Updated: Sep 15, 2022
Complicated Relationship with Food?
Over the years we have worked with many athletes who've had a difficult relationship with food. The daily struggle of calories in
versus calories out is common amongst athletes.
We are not qualified nutritionists, do not take this as gospel. This is simply our balanced and understanding approach to helping athletes manage their thoughts and feelings around food.
In this post we attempt to address some of the concerns we have heard throughout our time as coaches to beginner and professional riders.
"I always went to bed hungry. I'd heard that's what the pros were doing”
Going to bed hungry is highly likely to result in poor sleep quality and therefore high levels of fatigue. Fatigue increases the likelihood of sugar cravings as the body's response to energy deficit. In short, going to bed hungry will likely result in a calorie surplus as opposed to deficit as you reach for the Ben & Jerry's the next evening! Being well rested is essential when it comes to making healthy, rational choices surrounding diet.
Have a pre-bed snack if you are hungry. We recommend oats with yoghurt for slow release protein and carbohydrates to support bodily functions throughout the night.
“I feel guilty after I've eaten junk food and immediately start planning how I am going to burn it off."

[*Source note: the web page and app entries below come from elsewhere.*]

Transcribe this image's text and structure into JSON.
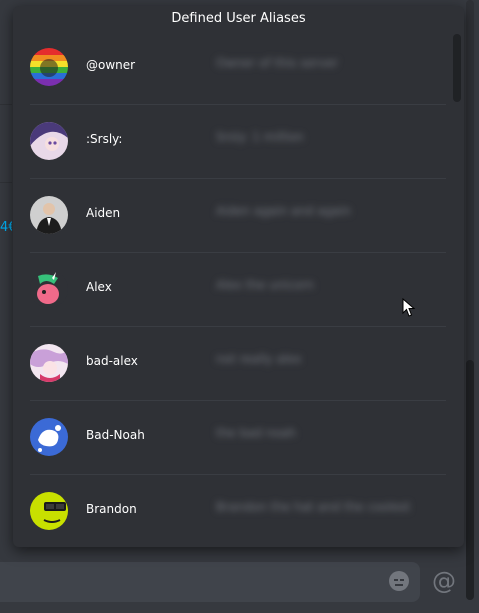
{
  "popup": {
    "title": "Defined User Aliases",
    "aliases": [
      {
        "name": "@owner",
        "value": "Owner of this server",
        "avatar": "rainbow-avatar"
      },
      {
        "name": ":Srsly:",
        "value": "Srsly: 1 million",
        "avatar": "anime-purple-avatar"
      },
      {
        "name": "Aiden",
        "value": "Aiden again and again",
        "avatar": "suit-person-avatar"
      },
      {
        "name": "Alex",
        "value": "Alex the unicorn",
        "avatar": "pony-avatar"
      },
      {
        "name": "bad-alex",
        "value": "not really alex",
        "avatar": "anime-pink-avatar"
      },
      {
        "name": "Bad-Noah",
        "value": "the bad noah",
        "avatar": "blue-splash-avatar"
      },
      {
        "name": "Brandon",
        "value": "Brandon the hat and the coolest",
        "avatar": "yellow-face-avatar"
      }
    ]
  },
  "background": {
    "partial_link": "4€"
  },
  "composer": {
    "emoji_icon": "emoji-icon",
    "mention_symbol": "@"
  },
  "colors": {
    "popup_bg": "#2f3136",
    "chat_bg": "#36393f",
    "link": "#00b0f4",
    "text": "#ffffff"
  }
}
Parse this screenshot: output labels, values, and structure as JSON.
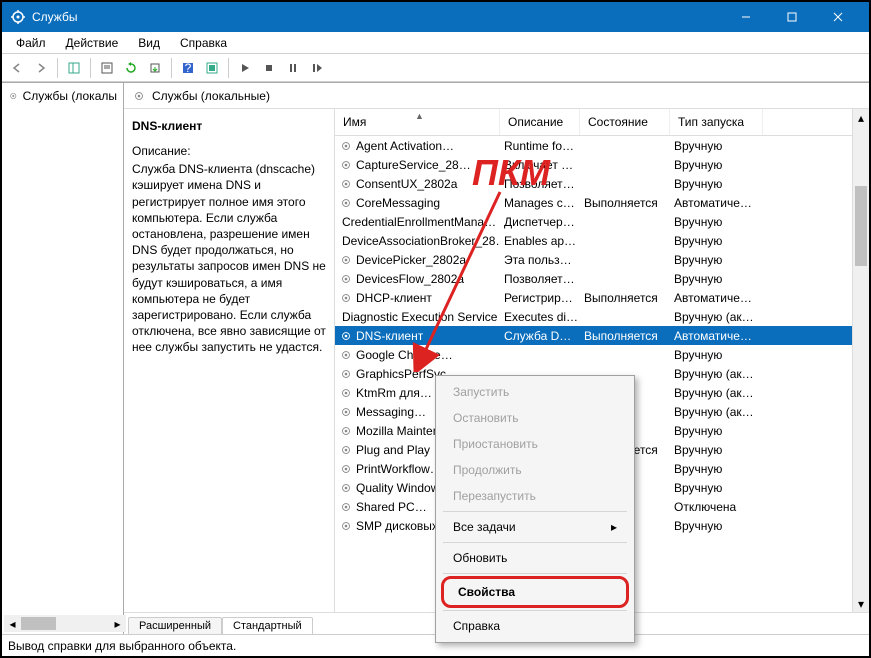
{
  "window": {
    "title": "Службы"
  },
  "menu": {
    "file": "Файл",
    "action": "Действие",
    "view": "Вид",
    "help": "Справка"
  },
  "tree": {
    "root": "Службы (локалы"
  },
  "header2": "Службы (локальные)",
  "descpane": {
    "svcname": "DNS-клиент",
    "dlabel": "Описание:",
    "dtext": "Служба DNS-клиента (dnscache) кэширует имена DNS и регистрирует полное имя этого компьютера. Если служба остановлена, разрешение имен DNS будет продолжаться, но результаты запросов имен DNS не будут кэшироваться, а имя компьютера не будет зарегистрировано. Если служба отключена, все явно зависящие от нее службы запустить не удастся."
  },
  "cols": {
    "name": "Имя",
    "desc": "Описание",
    "state": "Состояние",
    "start": "Тип запуска"
  },
  "rows": [
    {
      "n": "Agent Activation…",
      "d": "Runtime fo…",
      "s": "",
      "t": "Вручную"
    },
    {
      "n": "CaptureService_28…",
      "d": "Включает …",
      "s": "",
      "t": "Вручную"
    },
    {
      "n": "ConsentUX_2802a",
      "d": "Позволяет…",
      "s": "",
      "t": "Вручную"
    },
    {
      "n": "CoreMessaging",
      "d": "Manages c…",
      "s": "Выполняется",
      "t": "Автоматиче…"
    },
    {
      "n": "CredentialEnrollmentMana…",
      "d": "Диспетчер…",
      "s": "",
      "t": "Вручную"
    },
    {
      "n": "DeviceAssociationBroker_28…",
      "d": "Enables ap…",
      "s": "",
      "t": "Вручную"
    },
    {
      "n": "DevicePicker_2802a",
      "d": "Эта польз…",
      "s": "",
      "t": "Вручную"
    },
    {
      "n": "DevicesFlow_2802a",
      "d": "Позволяет…",
      "s": "",
      "t": "Вручную"
    },
    {
      "n": "DHCP-клиент",
      "d": "Регистрир…",
      "s": "Выполняется",
      "t": "Автоматиче…"
    },
    {
      "n": "Diagnostic Execution Service",
      "d": "Executes di…",
      "s": "",
      "t": "Вручную (ак…"
    },
    {
      "n": "DNS-клиент",
      "d": "Служба D…",
      "s": "Выполняется",
      "t": "Автоматиче…",
      "sel": true
    },
    {
      "n": "Google Chrome…",
      "d": "",
      "s": "",
      "t": "Вручную"
    },
    {
      "n": "GraphicsPerfSvc",
      "d": "",
      "s": "",
      "t": "Вручную (ак…"
    },
    {
      "n": "KtmRm для…",
      "d": "",
      "s": "",
      "t": "Вручную (ак…"
    },
    {
      "n": "Messaging…",
      "d": "",
      "s": "",
      "t": "Вручную (ак…"
    },
    {
      "n": "Mozilla Maintenance",
      "d": "",
      "s": "",
      "t": "Вручную"
    },
    {
      "n": "Plug and Play",
      "d": "",
      "s": "Выполняется",
      "t": "Вручную"
    },
    {
      "n": "PrintWorkflow…",
      "d": "",
      "s": "",
      "t": "Вручную"
    },
    {
      "n": "Quality Windows…",
      "d": "",
      "s": "",
      "t": "Вручную"
    },
    {
      "n": "Shared PC…",
      "d": "",
      "s": "",
      "t": "Отключена"
    },
    {
      "n": "SMP дисковых…",
      "d": "",
      "s": "",
      "t": "Вручную"
    }
  ],
  "tabs": {
    "ext": "Расширенный",
    "std": "Стандартный"
  },
  "status": "Вывод справки для выбранного объекта.",
  "ctx": {
    "start": "Запустить",
    "stop": "Остановить",
    "pause": "Приостановить",
    "resume": "Продолжить",
    "restart": "Перезапустить",
    "alltasks": "Все задачи",
    "refresh": "Обновить",
    "props": "Свойства",
    "help": "Справка"
  },
  "annotation": "ПКМ"
}
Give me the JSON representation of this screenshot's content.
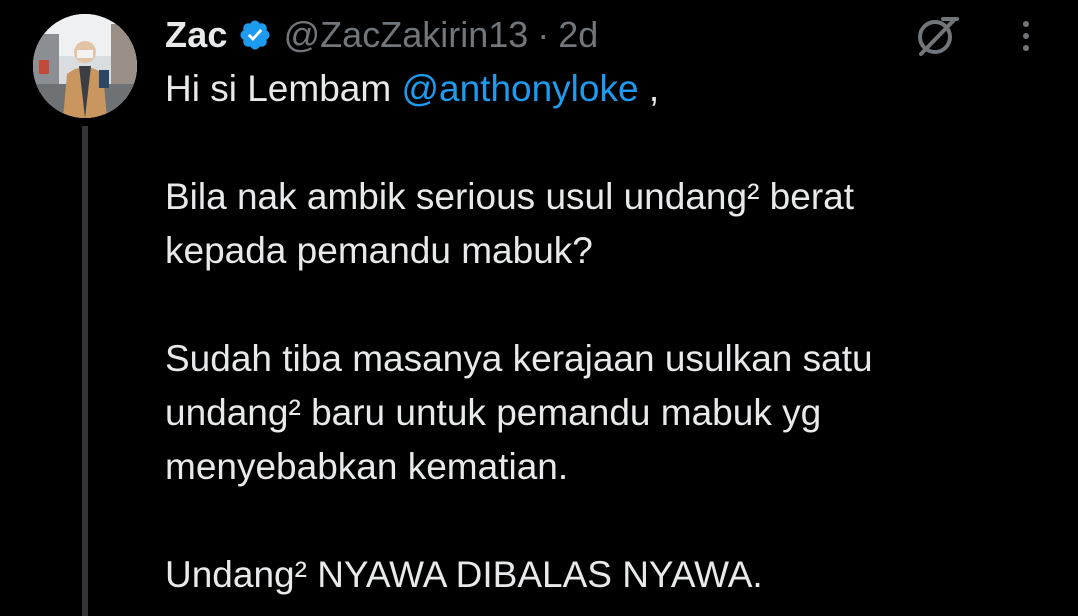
{
  "author": {
    "display_name": "Zac",
    "handle": "@ZacZakirin13",
    "separator": "·",
    "time": "2d",
    "verified_color": "#1d9bf0"
  },
  "icons": {
    "grok": "grok-icon",
    "more": "more-vertical-icon",
    "verified": "verified-badge-icon"
  },
  "tweet": {
    "line1_prefix": "Hi si Lembam ",
    "mention": "@anthonyloke",
    "line1_suffix": " ,",
    "para2_line1": "Bila nak ambik serious usul undang² berat",
    "para2_line2": "kepada pemandu mabuk?",
    "para3_line1": "Sudah tiba masanya kerajaan usulkan satu",
    "para3_line2": "undang² baru untuk pemandu mabuk yg",
    "para3_line3": "menyebabkan kematian.",
    "para4_line1": "Undang² NYAWA DIBALAS NYAWA."
  },
  "colors": {
    "background": "#000000",
    "text": "#e7e9ea",
    "secondary": "#71767b",
    "link": "#1d9bf0"
  }
}
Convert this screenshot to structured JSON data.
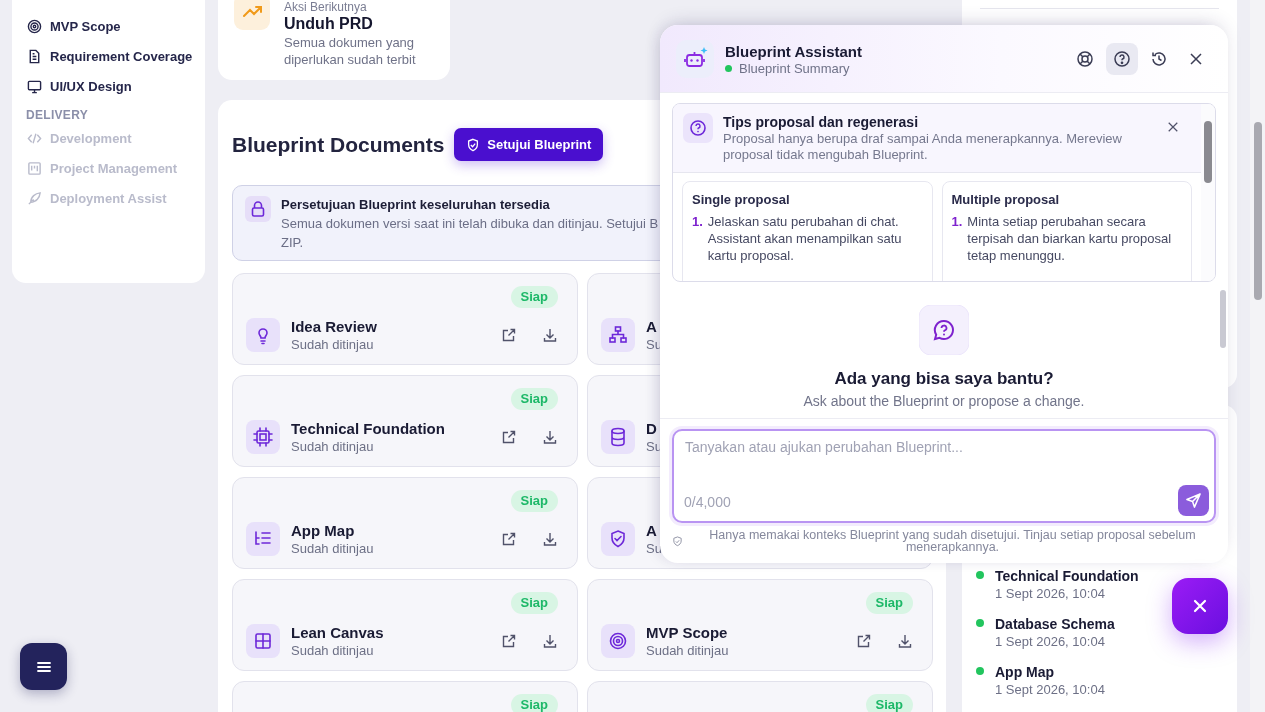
{
  "sidebar": {
    "groups": [
      {
        "items": [
          {
            "label": "MVP Scope",
            "disabled": false
          },
          {
            "label": "Requirement Coverage",
            "disabled": false
          },
          {
            "label": "UI/UX Design",
            "disabled": false
          }
        ]
      },
      {
        "heading": "DELIVERY",
        "items": [
          {
            "label": "Development",
            "disabled": true
          },
          {
            "label": "Project Management",
            "disabled": true
          },
          {
            "label": "Deployment Assist",
            "disabled": true
          }
        ]
      }
    ]
  },
  "next_action": {
    "eyebrow": "Aksi Berikutnya",
    "title": "Unduh PRD",
    "description": "Semua dokumen yang diperlukan sudah terbit"
  },
  "documents": {
    "title": "Blueprint Documents",
    "approve_button": "Setujui Blueprint",
    "notice": {
      "title": "Persetujuan Blueprint keseluruhan tersedia",
      "lines": [
        "Semua dokumen versi saat ini telah dibuka dan ditinjau. Setujui B",
        "ZIP."
      ]
    },
    "cards": [
      {
        "title": "Idea Review",
        "subtitle": "Sudah ditinjau",
        "badge": "Siap"
      },
      {
        "title": "A",
        "subtitle": "Su"
      },
      {
        "title": "Technical Foundation",
        "subtitle": "Sudah ditinjau",
        "badge": "Siap"
      },
      {
        "title": "D",
        "subtitle": "Su"
      },
      {
        "title": "App Map",
        "subtitle": "Sudah ditinjau",
        "badge": "Siap"
      },
      {
        "title": "A",
        "subtitle": "Su"
      },
      {
        "title": "Lean Canvas",
        "subtitle": "Sudah ditinjau",
        "badge": "Siap"
      },
      {
        "title": "MVP Scope",
        "subtitle": "Sudah ditinjau",
        "badge": "Siap"
      },
      {
        "badge": "Siap"
      },
      {
        "badge": "Siap"
      }
    ]
  },
  "activity": {
    "items": [
      {
        "title": "Technical Foundation",
        "time": "1 Sept 2026, 10:04",
        "color": "#22c55e"
      },
      {
        "title": "Database Schema",
        "time": "1 Sept 2026, 10:04",
        "color": "#22c55e"
      },
      {
        "title": "App Map",
        "time": "1 Sept 2026, 10:04",
        "color": "#22c55e"
      }
    ]
  },
  "assistant": {
    "title": "Blueprint Assistant",
    "status": "Blueprint Summary",
    "online": true,
    "header_buttons": [
      {
        "selected": false
      },
      {
        "selected": true
      },
      {
        "selected": false
      },
      {
        "selected": false
      }
    ],
    "tips": {
      "title": "Tips proposal dan regenerasi",
      "text": "Proposal hanya berupa draf sampai Anda menerapkannya. Mereview proposal tidak mengubah Blueprint.",
      "columns": [
        {
          "title": "Single proposal",
          "steps": [
            {
              "number": "1.",
              "text": "Jelaskan satu perubahan di chat. Assistant akan menampilkan satu kartu proposal."
            }
          ]
        },
        {
          "title": "Multiple proposal",
          "steps": [
            {
              "number": "1.",
              "text": "Minta setiap perubahan secara terpisah dan biarkan kartu proposal tetap menunggu."
            }
          ]
        }
      ]
    },
    "empty": {
      "title": "Ada yang bisa saya bantu?",
      "text": "Ask about the Blueprint or propose a change."
    },
    "input": {
      "placeholder": "Tanyakan atau ajukan perubahan Blueprint...",
      "counter": "0/4,000"
    },
    "note": "Hanya memakai konteks Blueprint yang sudah disetujui. Tinjau setiap proposal sebelum menerapkannya."
  }
}
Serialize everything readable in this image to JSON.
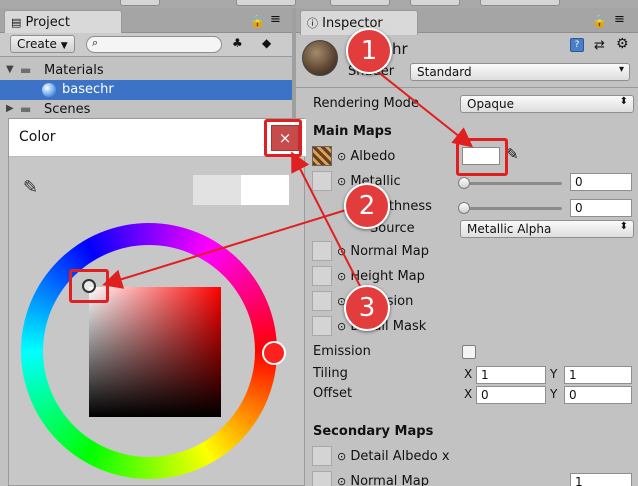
{
  "project": {
    "tab_label": "Project",
    "create_label": "Create",
    "tree": [
      {
        "label": "Materials"
      },
      {
        "label": "basechr"
      },
      {
        "label": "Scenes"
      }
    ]
  },
  "inspector": {
    "tab_label": "Inspector",
    "material_name": "basechr",
    "shader_label": "Shader",
    "shader_value": "Standard",
    "rendering_mode_label": "Rendering Mode",
    "rendering_mode_value": "Opaque",
    "main_maps_label": "Main Maps",
    "albedo_label": "Albedo",
    "metallic_label": "Metallic",
    "metallic_value": "0",
    "smoothness_label": "Smoothness",
    "smoothness_value": "0",
    "source_label": "Source",
    "source_value": "Metallic Alpha",
    "normal_map_label": "Normal Map",
    "height_map_label": "Height Map",
    "occlusion_label": "Occlusion",
    "detail_mask_label": "Detail Mask",
    "emission_label": "Emission",
    "tiling_label": "Tiling",
    "tiling_x": "1",
    "tiling_y": "1",
    "offset_label": "Offset",
    "offset_x": "0",
    "offset_y": "0",
    "x_label": "X",
    "y_label": "Y",
    "secondary_maps_label": "Secondary Maps",
    "detail_albedo_label": "Detail Albedo x",
    "secondary_normal_label": "Normal Map",
    "secondary_normal_value": "1"
  },
  "color_picker": {
    "title": "Color",
    "close_symbol": "×"
  },
  "annotations": {
    "badges": [
      "1",
      "2",
      "3"
    ],
    "color": "#e02020"
  }
}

Training and eating is all about balance. You should absolutely allow yourself "unhealthy" treats now and again. There is no harm in timing these before a big ride so the energy stores are full, but this should not be a prerequisite. An unhealthy meal does not automatically equal weight gain, actual weight gain is seen over weeks and months of calorie surplus. Enjoying the foods you love helps keep the mind fresh and motivation high. Being strict with calories all the time usually results in burnout.
“I would eat nothing on long endurance rides in order to burn as much fat as possible”
Don't under fuel sessions. It is the biggest mistake riders make when managing their nutrition. Under fuelling rides on a regular basis can be extremely detrimental to physical and psychological health, not to mention catastrophic in terms of performance. Ignore the fad diet advice, the key is keeping yourself topped up with carbohydrates- carbs are your rocket fuel and are needed on and off the bike for performance and supporting the body's natural processes of recovery and adaptation.
Long rides without sufficient fuel almost always results in poor nutrition choices later in the day, and following days if you really smash through your reserves.
Fulling your training is absolutely vital!
Signs of chronic under felling include:
Drop off in power numbers
Disrupted menstrual cycles
Stress and anxiety
Feeling light headed and weak
"It got to a point where I would not go out for meals or eat with my family because I could not control what was in the food”
Again the key term here is balance. The zero fun, constant calorie calculation approach is only leading one way and that's to poor performance and burnout. This approach is not sustainable!
Be kind to yourself, don't worry if you had cake on Tuesday and pizza on Wednesday. Embrace life's ebbs and flows with the general aim of eating well most of the time. Focus on the bigger picture of your season as opposed to getting hung up on a "bad" few days nutritionally.
We by no means wants to undermine any anxieties surrounding control over food and fully encourage you to try and open up to
those around you. Ask for help from family and friends.
"My best performances came in 2017 when I was at my lightest- I have to try and get back to that weight!'
Weight and its impact on performance is an incredibly complex and deceptive issue. Take the time to dig deeper into past performances in order to establish the facts before drawing any firm conclusions.
- Did weight loss also come hand-in-hand with a period of consistent training and appropriate rest and recovery!?
- More often than not this is the case and the latter has far more to do with the good performance.
The human body changes with age and adapts to training stimulus, this means aiming for a previous season's weight can be
incredibly risky for young or new cyclists whose muscle mass is constantly changing. While 65kg in 2017 might have been safe and reasonable for performance, it may be dangerous in 2022 with actual fat percentage being far lower than before - muscle is heavy!
Consider whether your life has changed off the bike from one season to another. If in previous seasons you had plentv of free time to relax and recover then a slightly lower body fat percentage might have been manageable. A busy life off the bike, combined with consistent training and an attempt to maintain a low body fat percentage will likely result in burnout.
Hopefully this has helped explain our understanding of nutrition from years of racing at a high level. We have helped many athletes overcome entrenched negative feelings towards food and their performances have exceeded expectations as a result. But, we wholly encourage you to seek specialist help from nutritionists should you be experiencing persistent difficulties surrounding vour relationship with food.